7 of the Best Dubstep Releases You Missed Last Week
You might be too busy to dig for the hottest up and comers in the game, but luckily we've been keeping an eye on things so you don't have to! Check out the 8 best dubstep tracks that you slept on last week!
7. Act One - Stabby
Stabby is known for his use of rapidly triggering metallic sounds and this track is no exception. The drops contain a smooth and powerful combination of pitch bending growls and wildy sliding screech synths.
6. Underworld - Eptic
If you’ve listened to Eptic before, then you should be able to quickly identify his wonky intros, and heavily distorted bass synths. Eptic drops this track with his classic plucky basses doused in some pretty killer reverb tails.
5. Edo - Stabby
Another track from Stabby that further demonstrates his use of rapidly retriggering synths. Immediately after the intro he throws the track into a frenzy of of angry pluck basses and sliding growls. Definitely more difficult to predict than the others.
4. Wild - Cosma
Cosma introduces this track with some sinister sounding melodies and arpeggios and gets straight to work on the drop. Short and punchy basses accented by some wonky audio samples deliver an evil and powerful vibe to anyone who listens.
3. Carousel - Fallsteeze
Fallsteeze makes his intentions clear with this track right out of the gate. An eerie bass pattern slithers its way under the kick/snare loop that drives the whole track. Eventually it leads into an industrial style rhythm played by deep metallic basses and evil sounding vocal samples.

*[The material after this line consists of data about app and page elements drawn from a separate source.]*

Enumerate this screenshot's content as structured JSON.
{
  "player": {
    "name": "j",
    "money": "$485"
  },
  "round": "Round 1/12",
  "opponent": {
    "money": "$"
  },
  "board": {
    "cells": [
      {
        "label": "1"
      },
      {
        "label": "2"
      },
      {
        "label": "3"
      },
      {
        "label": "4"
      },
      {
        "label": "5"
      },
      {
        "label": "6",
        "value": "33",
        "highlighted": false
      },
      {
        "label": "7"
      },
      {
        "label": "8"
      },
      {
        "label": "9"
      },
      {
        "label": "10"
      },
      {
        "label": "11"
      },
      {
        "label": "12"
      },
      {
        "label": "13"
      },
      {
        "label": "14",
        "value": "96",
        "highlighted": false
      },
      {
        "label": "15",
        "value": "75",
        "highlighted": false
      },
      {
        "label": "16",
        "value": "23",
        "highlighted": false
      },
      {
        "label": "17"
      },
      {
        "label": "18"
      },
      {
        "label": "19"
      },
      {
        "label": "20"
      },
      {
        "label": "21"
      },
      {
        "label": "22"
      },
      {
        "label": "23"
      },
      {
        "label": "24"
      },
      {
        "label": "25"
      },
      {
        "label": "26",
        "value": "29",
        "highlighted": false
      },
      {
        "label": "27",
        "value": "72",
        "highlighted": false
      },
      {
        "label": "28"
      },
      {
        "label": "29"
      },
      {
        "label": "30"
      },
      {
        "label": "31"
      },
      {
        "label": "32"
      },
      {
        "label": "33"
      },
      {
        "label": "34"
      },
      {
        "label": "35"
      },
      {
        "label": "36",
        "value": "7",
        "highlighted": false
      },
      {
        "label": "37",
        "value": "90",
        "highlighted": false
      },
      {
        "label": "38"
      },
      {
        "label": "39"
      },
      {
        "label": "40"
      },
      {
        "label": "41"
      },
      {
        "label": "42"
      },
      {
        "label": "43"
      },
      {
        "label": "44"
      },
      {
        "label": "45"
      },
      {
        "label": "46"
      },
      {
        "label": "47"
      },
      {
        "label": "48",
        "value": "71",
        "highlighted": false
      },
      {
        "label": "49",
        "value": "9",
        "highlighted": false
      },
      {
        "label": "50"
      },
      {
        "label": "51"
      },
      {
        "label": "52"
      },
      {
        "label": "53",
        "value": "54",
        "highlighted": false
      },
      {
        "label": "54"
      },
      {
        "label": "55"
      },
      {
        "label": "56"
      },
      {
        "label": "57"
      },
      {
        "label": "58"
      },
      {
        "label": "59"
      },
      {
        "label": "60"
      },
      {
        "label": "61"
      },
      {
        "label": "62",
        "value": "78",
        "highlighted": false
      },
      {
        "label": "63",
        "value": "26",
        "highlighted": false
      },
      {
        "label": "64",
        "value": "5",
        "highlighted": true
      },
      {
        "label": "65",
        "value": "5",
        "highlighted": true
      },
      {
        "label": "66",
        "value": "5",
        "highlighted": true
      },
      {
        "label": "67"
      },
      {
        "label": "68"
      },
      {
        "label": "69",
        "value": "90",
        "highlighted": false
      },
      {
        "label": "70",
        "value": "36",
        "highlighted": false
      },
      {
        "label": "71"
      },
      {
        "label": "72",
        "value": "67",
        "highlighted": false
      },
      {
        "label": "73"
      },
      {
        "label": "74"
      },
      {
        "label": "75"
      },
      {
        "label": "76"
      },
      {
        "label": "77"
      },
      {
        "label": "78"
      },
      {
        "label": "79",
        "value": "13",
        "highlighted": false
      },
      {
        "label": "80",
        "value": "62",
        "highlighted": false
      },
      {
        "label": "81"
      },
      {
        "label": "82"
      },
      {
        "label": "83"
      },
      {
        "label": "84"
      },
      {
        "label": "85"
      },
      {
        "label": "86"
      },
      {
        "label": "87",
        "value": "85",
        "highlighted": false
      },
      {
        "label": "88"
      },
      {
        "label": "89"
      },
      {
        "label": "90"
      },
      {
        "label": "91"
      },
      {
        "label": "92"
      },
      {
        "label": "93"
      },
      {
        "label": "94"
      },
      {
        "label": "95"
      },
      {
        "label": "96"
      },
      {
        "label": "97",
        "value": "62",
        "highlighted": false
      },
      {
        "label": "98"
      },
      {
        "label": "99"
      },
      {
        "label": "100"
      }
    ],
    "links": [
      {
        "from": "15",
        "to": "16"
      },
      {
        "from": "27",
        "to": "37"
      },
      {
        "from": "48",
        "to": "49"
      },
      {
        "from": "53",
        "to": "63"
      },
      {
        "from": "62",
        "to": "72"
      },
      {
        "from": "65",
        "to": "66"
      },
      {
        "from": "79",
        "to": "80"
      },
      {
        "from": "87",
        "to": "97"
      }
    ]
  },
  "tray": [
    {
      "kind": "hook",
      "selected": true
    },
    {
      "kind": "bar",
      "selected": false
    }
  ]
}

2. Cease and Survive - Kris Cayden
Kris Cayden’s sound design in this track is something to behold. The heavy metallic screech takes the focus throughout the whole track delivering some truly grimy beatdowns. This is a song you’d headbang and mosh to for sure.
1. Imperium - Desembra
Save the best for last as they say. Desembra utterly distorts your perception of reality for a moment with this track. The drop is a sinister whirlwind of rising screams from his synths trying to escape from your speakers. It's not for the faint of heart.
I’m a 19-year-old bedroom producer from a small town in South Carolina. Usually I spend most of my time creating music and exploring sound design, but when I’m not on my PC I’m usually gaming.